Today’s news accounts of the surprise and clandestine handover of sovereignty in Iraq yesterday — in particular, David Sanger’s excellent New York Times analysis, which dispassionately laid out how tenuous the whole affair was — left me with a depressing sense of deja vu. Sanger quoted Defense Secretary Rumsfeld’s comparison of the Iraqi insurgents’ attacks with the North Vietnamese Tet Offensive. Rumsfeld was arguing that the Iraqis, like the North Vietnamese, are aiming their attacks as much or more at American resolve as at targets in their homeland.
But the Vietnam comparison that is more apt today is the sorry saga of “Vietnamization.” Cast your mind back to the Nixon administration’s desperate efforts, even as its timbers were beginning to splinter on the Watergate iceberg, to extricate American troops from their no-win deployment in Southeast Asia. The “peace with honor” policy involved handing power over to a hand-picked government friendly to U.S. interests but unloved by its own people, and replacing American military forces with native troops, regardless of their combat-readiness or willingness to fight.
Does this movie sound familiar? The echoes of “Vietnamization” in the Bush administration’s Iraq strategy are eerie — and terrifying, because Vietnamization was an utter and total failure, one that everyone involved pretty much knew was inevitable, but that proceeded because it was the only fig leaf handy to cover an embarrassing strategic defeat for the United States. As in Vietnam, so in Iraq: The U.S. military can “win the battle” (as we “won” the Tet offensive), but if the leaders in Washington haven’t identified clear, realistic goals, there is no way to win the war. (Hint: just as “terror” is not an enemy you can target, “freedom” is not a government you can support.)
The Vietnam adventure was cursed because the South Vietnamese government it sought to preserve was corrupt and unpopular. It didn’t matter that the North Vietnamese were Communist despots if enough people in Vietnam perceived them to be nationalists taking on the imperialist U.S. Similarly, in Iraq, it won’t matter that the insurgents are actually murderous Baathist thugs or suicidal Islamic fanatics if enough Iraqis think that they’re nationalists taking on the imperialist U.S.

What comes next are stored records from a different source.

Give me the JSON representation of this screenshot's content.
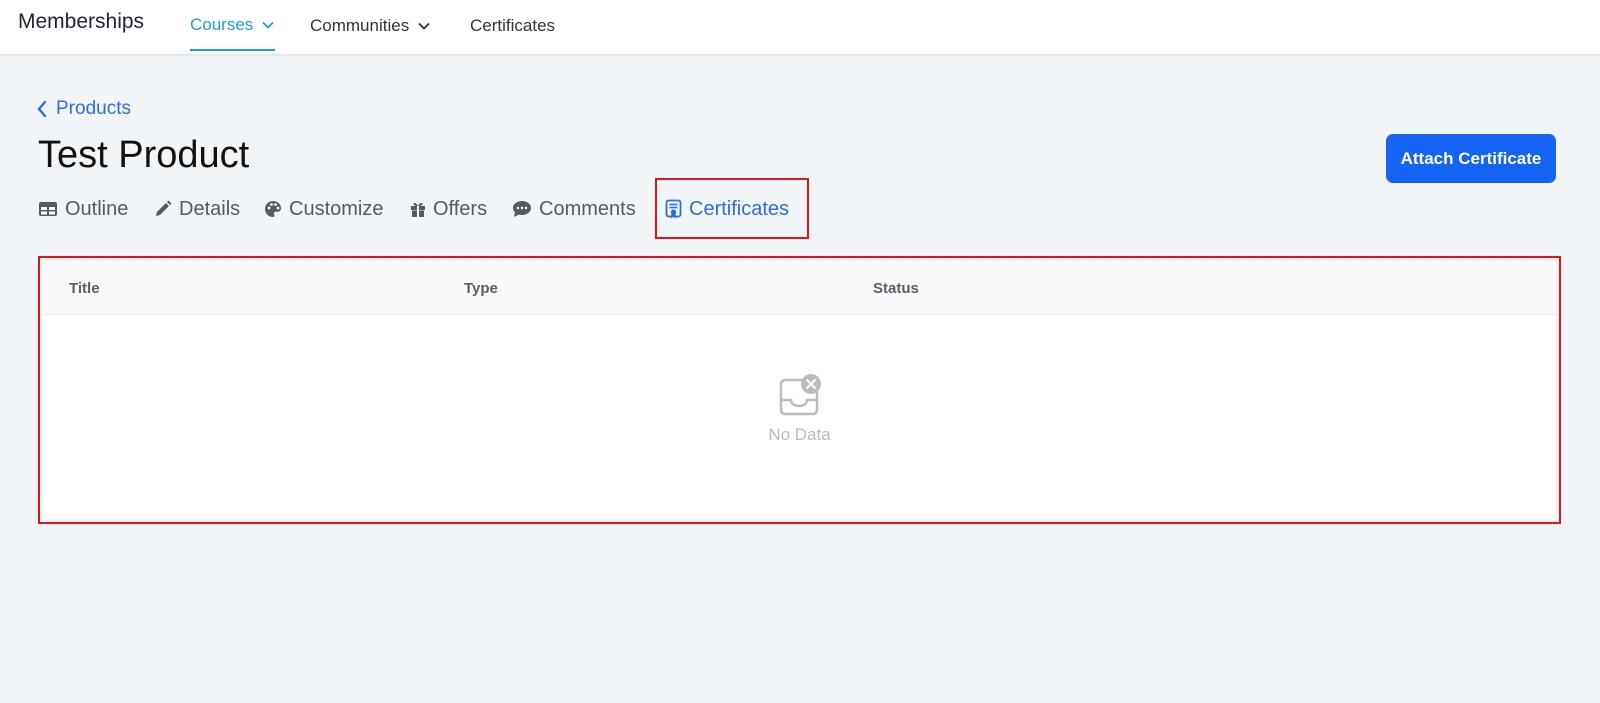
{
  "nav": {
    "brand": "Memberships",
    "items": [
      {
        "label": "Courses",
        "has_dropdown": true,
        "active": true
      },
      {
        "label": "Communities",
        "has_dropdown": true,
        "active": false
      },
      {
        "label": "Certificates",
        "has_dropdown": false,
        "active": false
      }
    ]
  },
  "breadcrumb": {
    "label": "Products"
  },
  "page": {
    "title": "Test Product",
    "attach_button": "Attach Certificate"
  },
  "tabs": [
    {
      "label": "Outline",
      "icon": "table-icon"
    },
    {
      "label": "Details",
      "icon": "pencil-icon"
    },
    {
      "label": "Customize",
      "icon": "palette-icon"
    },
    {
      "label": "Offers",
      "icon": "gift-icon"
    },
    {
      "label": "Comments",
      "icon": "comment-icon"
    },
    {
      "label": "Certificates",
      "icon": "certificate-icon",
      "active": true
    }
  ],
  "table": {
    "columns": [
      "Title",
      "Type",
      "Status"
    ],
    "rows": [],
    "empty_text": "No Data"
  },
  "colors": {
    "accent": "#2f6de3",
    "nav_active": "#1e9ad6",
    "primary_button": "#1463f3",
    "highlight_border": "#e5141a",
    "page_background": "#f1f5f8"
  }
}
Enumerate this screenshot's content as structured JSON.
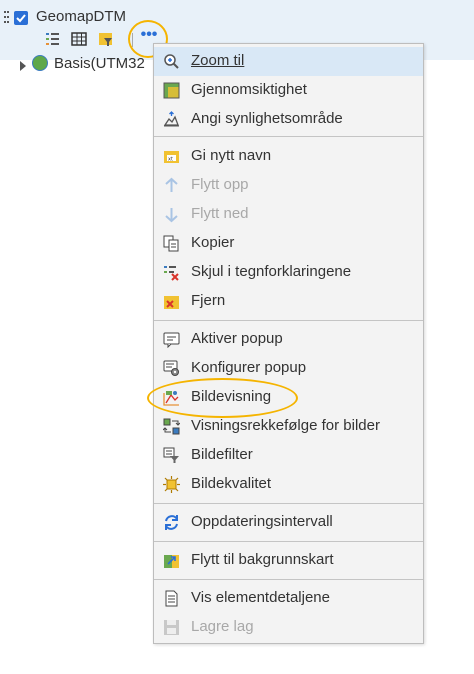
{
  "layer": {
    "title": "GeomapDTM",
    "checked": true,
    "tools": [
      "legend-icon",
      "table-icon",
      "filter-icon",
      "more-options-icon"
    ],
    "more_label": "•••"
  },
  "basis": {
    "label": "Basis(UTM32"
  },
  "menu": {
    "items": [
      {
        "label": "Zoom til",
        "icon": "zoom-icon"
      },
      {
        "label": "Gjennomsiktighet",
        "icon": "transparency-icon"
      },
      {
        "label": "Angi synlighetsområde",
        "icon": "visibility-range-icon"
      },
      {
        "label": "Gi nytt navn",
        "icon": "rename-icon"
      },
      {
        "label": "Flytt opp",
        "icon": "arrow-up-icon"
      },
      {
        "label": "Flytt ned",
        "icon": "arrow-down-icon"
      },
      {
        "label": "Kopier",
        "icon": "copy-icon"
      },
      {
        "label": "Skjul i tegnforklaringene",
        "icon": "hide-legend-icon"
      },
      {
        "label": "Fjern",
        "icon": "remove-icon"
      },
      {
        "label": "Aktiver popup",
        "icon": "popup-icon"
      },
      {
        "label": "Konfigurer popup",
        "icon": "configure-popup-icon"
      },
      {
        "label": "Bildevisning",
        "icon": "image-display-icon"
      },
      {
        "label": "Visningsrekkefølge for bilder",
        "icon": "image-order-icon"
      },
      {
        "label": "Bildefilter",
        "icon": "image-filter-icon"
      },
      {
        "label": "Bildekvalitet",
        "icon": "image-quality-icon"
      },
      {
        "label": "Oppdateringsintervall",
        "icon": "refresh-icon"
      },
      {
        "label": "Flytt til bakgrunnskart",
        "icon": "basemap-icon"
      },
      {
        "label": "Vis elementdetaljene",
        "icon": "document-icon"
      },
      {
        "label": "Lagre lag",
        "icon": "save-icon"
      }
    ]
  },
  "colors": {
    "accent": "#2a6fd6",
    "highlight": "#f5b400",
    "selected_bg": "#d9e8f6"
  }
}
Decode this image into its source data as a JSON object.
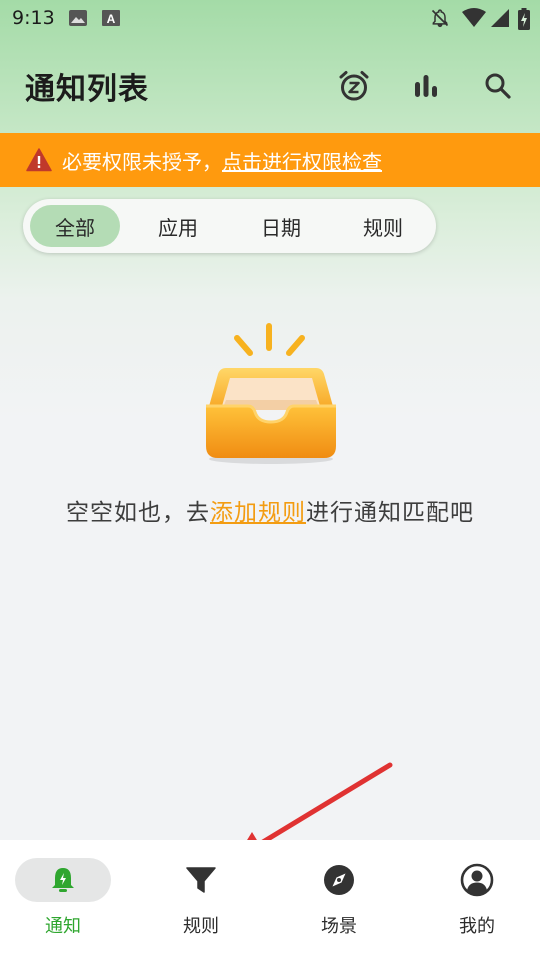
{
  "status_bar": {
    "time": "9:13",
    "icons": [
      "image-icon",
      "a-notification-icon",
      "bell-off-icon",
      "wifi-icon",
      "signal-icon",
      "battery-charging-icon"
    ]
  },
  "header": {
    "title": "通知列表",
    "actions": [
      "snooze-icon",
      "stats-icon",
      "search-icon"
    ]
  },
  "banner": {
    "icon": "warning-icon",
    "text": "必要权限未授予，",
    "link": "点击进行权限检查",
    "color": "#ff9a0e"
  },
  "tabs": {
    "items": [
      "全部",
      "应用",
      "日期",
      "规则"
    ],
    "selected": "全部"
  },
  "empty_state": {
    "illustration": "empty-inbox-illustration",
    "text_before": "空空如也，去",
    "link": "添加规则",
    "text_after": "进行通知匹配吧"
  },
  "bottom_nav": {
    "items": [
      {
        "label": "通知",
        "icon": "bell-icon"
      },
      {
        "label": "规则",
        "icon": "filter-icon"
      },
      {
        "label": "场景",
        "icon": "compass-icon"
      },
      {
        "label": "我的",
        "icon": "user-icon"
      }
    ],
    "selected": "通知",
    "accent": "#2fa62f"
  }
}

Handing power over to a weak and compromised interim government seems less a promising strategy than an election-year desperation move. With Americans still dying every day in Iraq, we have no choice — Bush supporters and opponents alike — but to hope and pray that it works. Unfortunately, it seems much more likely that Bush and Rumsfeld and Cheney (the latter two of whom had ringside Beltway seats for Vietnamization the first time around) have marched themselves straight into Santayana hell, where they are doomed to repeat the United States’ worst mistakes.